Bill finally said “Neal, you’re being very negative about this.” I replied, “Bill, I feel very negative about it.” He got angry, then said, “Well somebody’s got to do it; by God I will.” And the next day he sent his letter to the hill; a few weeks later he talked SAAMI into supporting undefined “regulation” of magazines over 15 rounds—a vote that might have gone a little differently if any produced high-capacity magazines as standard for either rifles or pistols.

I suspect that Ruger and SAAMI’s actions are responsible, directly or indirectly, for the Bush Administration’s proposal to ban high-cap mags, but that proposal has been ignored—except as evidence that “the Bush Administration and the American firearms industry recognize that there’s a problem—that Americans shouldn’t be allowed to have such guns.”

Of course, that isn’t what Bill and SAAMI are saying, but that’s the message they’re sending. Perhaps it isn’t business expediency to pro- pose banning only that which they don’t make, in an effort to protect what they do make; but it sure can’t be claimed to be defense of the Second Amendment.

Editor’s Note

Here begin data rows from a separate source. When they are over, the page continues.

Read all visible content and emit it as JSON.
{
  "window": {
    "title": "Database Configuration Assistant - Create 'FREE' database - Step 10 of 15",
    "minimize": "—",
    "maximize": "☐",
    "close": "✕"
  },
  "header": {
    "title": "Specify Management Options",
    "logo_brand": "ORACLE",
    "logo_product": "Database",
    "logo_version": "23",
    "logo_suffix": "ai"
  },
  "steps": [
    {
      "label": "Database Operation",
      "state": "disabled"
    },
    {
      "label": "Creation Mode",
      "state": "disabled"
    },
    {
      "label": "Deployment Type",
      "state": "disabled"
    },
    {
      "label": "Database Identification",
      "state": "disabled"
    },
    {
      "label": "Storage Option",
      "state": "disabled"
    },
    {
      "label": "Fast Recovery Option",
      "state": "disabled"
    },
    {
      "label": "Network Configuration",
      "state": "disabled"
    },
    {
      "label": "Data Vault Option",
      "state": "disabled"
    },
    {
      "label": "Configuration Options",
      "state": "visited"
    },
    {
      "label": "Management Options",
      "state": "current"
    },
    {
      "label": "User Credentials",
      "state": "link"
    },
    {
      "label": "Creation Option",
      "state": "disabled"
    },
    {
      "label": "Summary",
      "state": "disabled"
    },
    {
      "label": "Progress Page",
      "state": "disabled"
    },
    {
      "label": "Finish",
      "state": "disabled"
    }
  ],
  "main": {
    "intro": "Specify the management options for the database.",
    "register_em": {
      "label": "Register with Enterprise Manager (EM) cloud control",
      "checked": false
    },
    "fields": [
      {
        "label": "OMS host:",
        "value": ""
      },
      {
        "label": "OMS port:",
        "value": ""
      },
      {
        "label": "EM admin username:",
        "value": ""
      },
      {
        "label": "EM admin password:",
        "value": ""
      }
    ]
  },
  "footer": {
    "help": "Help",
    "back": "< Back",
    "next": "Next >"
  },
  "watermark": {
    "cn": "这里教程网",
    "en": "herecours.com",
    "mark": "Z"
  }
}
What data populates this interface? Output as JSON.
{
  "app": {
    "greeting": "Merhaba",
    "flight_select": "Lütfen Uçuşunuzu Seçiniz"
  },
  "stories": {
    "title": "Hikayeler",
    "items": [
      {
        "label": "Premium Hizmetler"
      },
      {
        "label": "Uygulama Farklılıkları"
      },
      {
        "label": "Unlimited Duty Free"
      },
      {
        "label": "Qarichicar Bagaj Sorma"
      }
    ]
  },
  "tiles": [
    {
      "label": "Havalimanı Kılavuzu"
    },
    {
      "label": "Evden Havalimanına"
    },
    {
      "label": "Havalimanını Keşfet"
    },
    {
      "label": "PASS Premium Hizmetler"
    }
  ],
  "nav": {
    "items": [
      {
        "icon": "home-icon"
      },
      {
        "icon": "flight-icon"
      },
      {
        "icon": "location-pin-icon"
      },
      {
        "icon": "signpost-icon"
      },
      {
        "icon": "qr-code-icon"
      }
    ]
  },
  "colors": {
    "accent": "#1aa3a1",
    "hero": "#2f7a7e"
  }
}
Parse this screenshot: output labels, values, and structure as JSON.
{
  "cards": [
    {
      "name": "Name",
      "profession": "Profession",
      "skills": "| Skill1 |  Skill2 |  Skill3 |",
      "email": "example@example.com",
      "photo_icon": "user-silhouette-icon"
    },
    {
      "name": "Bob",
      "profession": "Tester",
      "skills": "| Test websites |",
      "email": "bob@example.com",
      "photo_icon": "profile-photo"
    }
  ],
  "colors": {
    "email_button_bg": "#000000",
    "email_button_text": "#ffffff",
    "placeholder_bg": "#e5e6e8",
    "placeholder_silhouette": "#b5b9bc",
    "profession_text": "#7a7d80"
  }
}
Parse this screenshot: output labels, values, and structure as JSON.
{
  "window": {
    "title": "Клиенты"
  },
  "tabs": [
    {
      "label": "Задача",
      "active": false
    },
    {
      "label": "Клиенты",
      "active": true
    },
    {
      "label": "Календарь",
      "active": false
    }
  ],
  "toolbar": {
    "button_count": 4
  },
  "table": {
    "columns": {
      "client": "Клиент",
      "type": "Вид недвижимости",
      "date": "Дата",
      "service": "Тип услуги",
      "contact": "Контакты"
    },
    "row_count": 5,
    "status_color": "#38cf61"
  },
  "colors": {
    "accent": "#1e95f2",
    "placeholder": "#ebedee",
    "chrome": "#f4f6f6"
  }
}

At the 2008 SHOT Show, half a dozen years after Bill Ruger’s death, a special-edition NRA Ruger Mini-14 appeared with a 20-round magazine as standard. It was the first time in nearly two decades that Ruger offered large-capacity magazines to the civilian market. The 20-round magazine, once marked “Law Enforcement Only” is now an option for the Mini-14.

Grading Politicians

The Knox Update

From The Firearms Coalition

Reading – and Rating – Congressional Votes

By Chris Knox


(September 16, 2009) As we reported in our bi-monthly newsletter, The Knox Hard Corps Report, voting records, especially those for final passage, don’t tell the full story of where our elected servants stand on a particular issue.  And the fact is that those servants occasionally take pains to conceal their true position from the people who sent them to office.  This year’s poster boy for obfuscated voting is Senator Mark Pryor a second-term Democrat from Arkansas. 

In the July Senate vote for nationwide concealed-carry reciprocity, Pryor first voted against the measure but then, when Republicans Lugar of Indiana and Voinovich of Ohio cast their votes against their party line, he changed his vote to a nominally pro-gun vote.

Continue reading Grading Politicians